Some people pick up reading and writing in no time, others need a little extra time to acquire the knack.
Hypnosis is no different.
So why should we expect that every client should enter into deep trances in next to no time right from the start? Milton Erickson is famous for advocating that we train clients to be great hypnotic subjects.
He once joked:
“I have induced a deep trance in many clients – some took just 30 seconds, others 300 hours, and I am still working on a few!”
If a consummate master like Erickson was willing to spend up to 300 hours preparing a person to be a great hypnotic subject, perhaps you should take a leaf out of his book?
Sadly Erickson never left any details of how he went about training people to operate in deep trances more fully.
But this is something I would like to address here.
A long time ago hypnotists were enthralled by the “power” frame of hypnosis.
Hypnosis is something you did to your clients. You overpowered them with your will until they were putty in your hands.
This attitude alone created a tremendous amount of resistance from people not wishing to be overpowered in this way.
So attitudes changed.
We began to look at hypnosis as a co-operative process.
The hypnotist and the hypnotic subject working hand in hand for a better outcome.
Resistance decreased dramatically.
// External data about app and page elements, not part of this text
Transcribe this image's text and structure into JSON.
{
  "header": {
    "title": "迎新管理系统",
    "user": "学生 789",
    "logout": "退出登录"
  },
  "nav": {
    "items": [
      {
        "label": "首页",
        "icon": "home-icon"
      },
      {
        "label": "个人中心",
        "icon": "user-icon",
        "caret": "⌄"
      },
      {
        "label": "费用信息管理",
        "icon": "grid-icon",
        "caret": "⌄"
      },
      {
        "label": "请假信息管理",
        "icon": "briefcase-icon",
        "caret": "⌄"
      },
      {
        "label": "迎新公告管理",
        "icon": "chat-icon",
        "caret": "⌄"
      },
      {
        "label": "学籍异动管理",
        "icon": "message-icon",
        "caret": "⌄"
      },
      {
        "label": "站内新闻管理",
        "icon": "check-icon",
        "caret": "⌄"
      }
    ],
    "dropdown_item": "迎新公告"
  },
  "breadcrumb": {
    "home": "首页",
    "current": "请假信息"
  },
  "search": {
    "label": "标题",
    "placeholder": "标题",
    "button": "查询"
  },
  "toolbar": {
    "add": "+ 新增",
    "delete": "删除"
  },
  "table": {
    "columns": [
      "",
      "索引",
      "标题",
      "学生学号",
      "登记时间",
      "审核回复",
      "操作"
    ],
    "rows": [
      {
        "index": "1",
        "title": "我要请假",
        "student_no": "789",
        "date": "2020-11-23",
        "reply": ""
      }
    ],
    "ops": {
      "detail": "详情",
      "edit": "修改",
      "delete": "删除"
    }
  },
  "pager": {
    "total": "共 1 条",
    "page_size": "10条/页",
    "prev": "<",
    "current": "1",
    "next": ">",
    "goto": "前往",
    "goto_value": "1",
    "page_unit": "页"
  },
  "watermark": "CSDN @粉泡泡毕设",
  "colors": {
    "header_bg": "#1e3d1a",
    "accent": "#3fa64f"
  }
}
But still some hypnotists were more successful than others.
What was happening? What did those successful hypnotists do? I believe they made a fundamental switch in their own minds.
The “hypnotic operator” model is one that is a particular characteristic of hypnosis trainings or hypnotists that have come fresh out of hypnosis school.
Its only natural because when we spent so much time learning hypnosis, we focused on the mechanical details (language, inductions, deepeners, therapeutic techniques etc). This led us to make a very subtle mistake: we focused all of our attention on what we (i.e. the hypnotists) were doing.
This approach puts the hypnotist under a lot of pressure.
You have to guess up front what the best approach will be (something even an old hand can find challenging without any previous experience with a particular hypnotic subject), and you need to monitor what that impact is whilst choosing the next suggestion to present.
Typically a hypnotist with a “hypnotic operator” orientation will be stressed at the start of an induction, will be trying to “get it right”, will fear mistakes (in case it adversely affects his prestige) etc.
But when a hypnotist switches to the “hypnotic experience” mode, something interesting happens.
Now all that the hypnotist is doing is offering suggestions in a number of styles to test how the hypnotic subject responds! This is like dropping differently shaped stones into a pool until you find the one that makes the right kind of waves.
Then you begin the serious work.
Sounds too simple to be true, but switching your point of view really makes all the difference.